App and web page records:
__________

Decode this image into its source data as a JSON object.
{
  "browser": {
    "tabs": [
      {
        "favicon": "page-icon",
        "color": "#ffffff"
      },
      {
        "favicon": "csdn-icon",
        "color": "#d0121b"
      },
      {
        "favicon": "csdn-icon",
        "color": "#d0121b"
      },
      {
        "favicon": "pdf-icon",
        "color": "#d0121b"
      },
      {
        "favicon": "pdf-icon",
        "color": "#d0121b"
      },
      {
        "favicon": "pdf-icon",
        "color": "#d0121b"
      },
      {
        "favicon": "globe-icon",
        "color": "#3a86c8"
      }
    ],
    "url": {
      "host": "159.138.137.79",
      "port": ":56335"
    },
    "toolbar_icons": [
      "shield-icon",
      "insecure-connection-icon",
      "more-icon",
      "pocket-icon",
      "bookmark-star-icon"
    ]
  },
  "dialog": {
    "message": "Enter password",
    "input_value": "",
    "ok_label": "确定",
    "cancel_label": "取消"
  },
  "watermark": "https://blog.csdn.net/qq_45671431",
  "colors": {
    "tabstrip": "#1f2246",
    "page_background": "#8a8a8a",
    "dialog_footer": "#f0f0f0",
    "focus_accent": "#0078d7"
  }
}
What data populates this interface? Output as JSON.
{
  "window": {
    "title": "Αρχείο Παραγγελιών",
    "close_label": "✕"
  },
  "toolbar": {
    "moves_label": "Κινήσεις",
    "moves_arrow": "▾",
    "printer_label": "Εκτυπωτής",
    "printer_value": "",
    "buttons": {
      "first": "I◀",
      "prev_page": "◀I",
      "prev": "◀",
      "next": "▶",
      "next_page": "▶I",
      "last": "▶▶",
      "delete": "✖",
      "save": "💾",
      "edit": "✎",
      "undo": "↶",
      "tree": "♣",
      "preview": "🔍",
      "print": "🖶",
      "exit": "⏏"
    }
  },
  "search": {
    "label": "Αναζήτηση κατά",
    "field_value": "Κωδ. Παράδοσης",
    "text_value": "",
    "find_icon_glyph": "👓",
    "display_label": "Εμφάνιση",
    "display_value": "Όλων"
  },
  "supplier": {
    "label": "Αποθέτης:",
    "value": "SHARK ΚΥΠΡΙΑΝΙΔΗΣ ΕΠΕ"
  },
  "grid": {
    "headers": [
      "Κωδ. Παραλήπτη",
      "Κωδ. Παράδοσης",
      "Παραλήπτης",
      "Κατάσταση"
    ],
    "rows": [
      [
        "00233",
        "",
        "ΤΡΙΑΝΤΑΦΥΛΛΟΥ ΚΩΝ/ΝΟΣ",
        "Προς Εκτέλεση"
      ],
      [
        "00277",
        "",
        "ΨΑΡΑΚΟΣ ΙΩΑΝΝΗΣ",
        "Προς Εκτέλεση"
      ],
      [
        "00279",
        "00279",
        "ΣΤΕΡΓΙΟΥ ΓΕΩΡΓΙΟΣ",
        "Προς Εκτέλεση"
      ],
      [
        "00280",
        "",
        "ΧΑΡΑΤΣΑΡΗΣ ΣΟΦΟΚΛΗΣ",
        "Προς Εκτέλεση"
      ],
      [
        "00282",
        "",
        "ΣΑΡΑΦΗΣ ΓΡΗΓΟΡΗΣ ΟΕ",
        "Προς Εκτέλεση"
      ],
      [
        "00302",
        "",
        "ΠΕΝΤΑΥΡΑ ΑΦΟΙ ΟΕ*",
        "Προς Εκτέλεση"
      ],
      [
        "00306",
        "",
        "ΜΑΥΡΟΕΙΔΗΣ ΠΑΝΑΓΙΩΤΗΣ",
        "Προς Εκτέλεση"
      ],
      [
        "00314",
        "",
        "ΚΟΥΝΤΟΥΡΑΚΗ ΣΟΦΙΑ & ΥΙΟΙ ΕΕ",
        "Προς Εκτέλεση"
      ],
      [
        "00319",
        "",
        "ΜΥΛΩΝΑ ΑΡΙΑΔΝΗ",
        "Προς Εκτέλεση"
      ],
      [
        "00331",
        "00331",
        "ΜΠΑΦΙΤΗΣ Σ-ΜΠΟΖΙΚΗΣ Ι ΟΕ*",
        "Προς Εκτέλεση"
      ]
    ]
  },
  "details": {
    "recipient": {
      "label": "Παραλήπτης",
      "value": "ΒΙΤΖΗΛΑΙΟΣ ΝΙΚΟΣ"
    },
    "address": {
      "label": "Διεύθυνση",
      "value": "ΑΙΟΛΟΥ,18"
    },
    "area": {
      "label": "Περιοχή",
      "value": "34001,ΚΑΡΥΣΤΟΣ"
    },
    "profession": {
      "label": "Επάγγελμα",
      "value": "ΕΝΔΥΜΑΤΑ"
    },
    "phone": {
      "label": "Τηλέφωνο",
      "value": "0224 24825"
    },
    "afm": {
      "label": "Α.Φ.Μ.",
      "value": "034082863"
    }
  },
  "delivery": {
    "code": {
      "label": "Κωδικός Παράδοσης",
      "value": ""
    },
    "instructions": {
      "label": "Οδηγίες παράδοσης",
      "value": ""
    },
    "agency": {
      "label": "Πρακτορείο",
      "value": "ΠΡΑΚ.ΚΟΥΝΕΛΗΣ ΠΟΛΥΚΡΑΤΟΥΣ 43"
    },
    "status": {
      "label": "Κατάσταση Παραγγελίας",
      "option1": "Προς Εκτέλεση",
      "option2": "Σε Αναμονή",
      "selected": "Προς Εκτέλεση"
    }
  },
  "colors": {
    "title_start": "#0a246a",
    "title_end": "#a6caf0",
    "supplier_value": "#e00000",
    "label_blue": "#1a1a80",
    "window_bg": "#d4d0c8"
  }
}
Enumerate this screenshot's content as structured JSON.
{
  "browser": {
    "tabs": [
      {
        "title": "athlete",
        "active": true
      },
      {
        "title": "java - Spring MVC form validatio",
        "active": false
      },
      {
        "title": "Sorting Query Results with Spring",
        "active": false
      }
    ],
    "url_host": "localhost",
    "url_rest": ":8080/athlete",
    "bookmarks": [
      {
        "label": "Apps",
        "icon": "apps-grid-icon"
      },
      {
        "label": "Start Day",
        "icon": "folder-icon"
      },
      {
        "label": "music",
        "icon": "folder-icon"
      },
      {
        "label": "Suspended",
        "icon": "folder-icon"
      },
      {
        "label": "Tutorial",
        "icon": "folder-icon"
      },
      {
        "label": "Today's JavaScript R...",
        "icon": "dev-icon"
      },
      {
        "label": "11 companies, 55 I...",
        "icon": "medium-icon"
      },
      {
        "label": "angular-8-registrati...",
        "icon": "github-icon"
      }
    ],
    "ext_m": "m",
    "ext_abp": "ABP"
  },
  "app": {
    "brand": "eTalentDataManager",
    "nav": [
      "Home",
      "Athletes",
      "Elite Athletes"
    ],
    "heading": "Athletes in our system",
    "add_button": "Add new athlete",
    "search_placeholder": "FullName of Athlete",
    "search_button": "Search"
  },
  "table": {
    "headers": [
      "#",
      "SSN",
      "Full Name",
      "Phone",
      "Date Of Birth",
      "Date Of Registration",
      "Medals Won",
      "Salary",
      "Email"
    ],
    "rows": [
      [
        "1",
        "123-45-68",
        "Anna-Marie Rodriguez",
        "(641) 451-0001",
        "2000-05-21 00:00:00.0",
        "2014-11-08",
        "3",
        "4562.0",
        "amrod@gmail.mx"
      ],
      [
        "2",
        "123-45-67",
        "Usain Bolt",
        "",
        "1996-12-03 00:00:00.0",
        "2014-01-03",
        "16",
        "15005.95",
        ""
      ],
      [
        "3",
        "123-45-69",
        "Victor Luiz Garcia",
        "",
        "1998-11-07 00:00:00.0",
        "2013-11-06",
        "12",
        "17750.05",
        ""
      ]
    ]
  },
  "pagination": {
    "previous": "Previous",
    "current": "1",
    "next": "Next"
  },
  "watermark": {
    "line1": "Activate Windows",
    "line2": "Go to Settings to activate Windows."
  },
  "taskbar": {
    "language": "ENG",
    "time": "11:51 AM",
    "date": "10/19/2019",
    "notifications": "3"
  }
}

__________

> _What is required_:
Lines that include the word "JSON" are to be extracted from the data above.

> _Response to this exercise_:
Decode this image into its source data as a JSON object.
What data populates this interface? Output as JSON.
Enumerate this screenshot's content as structured JSON.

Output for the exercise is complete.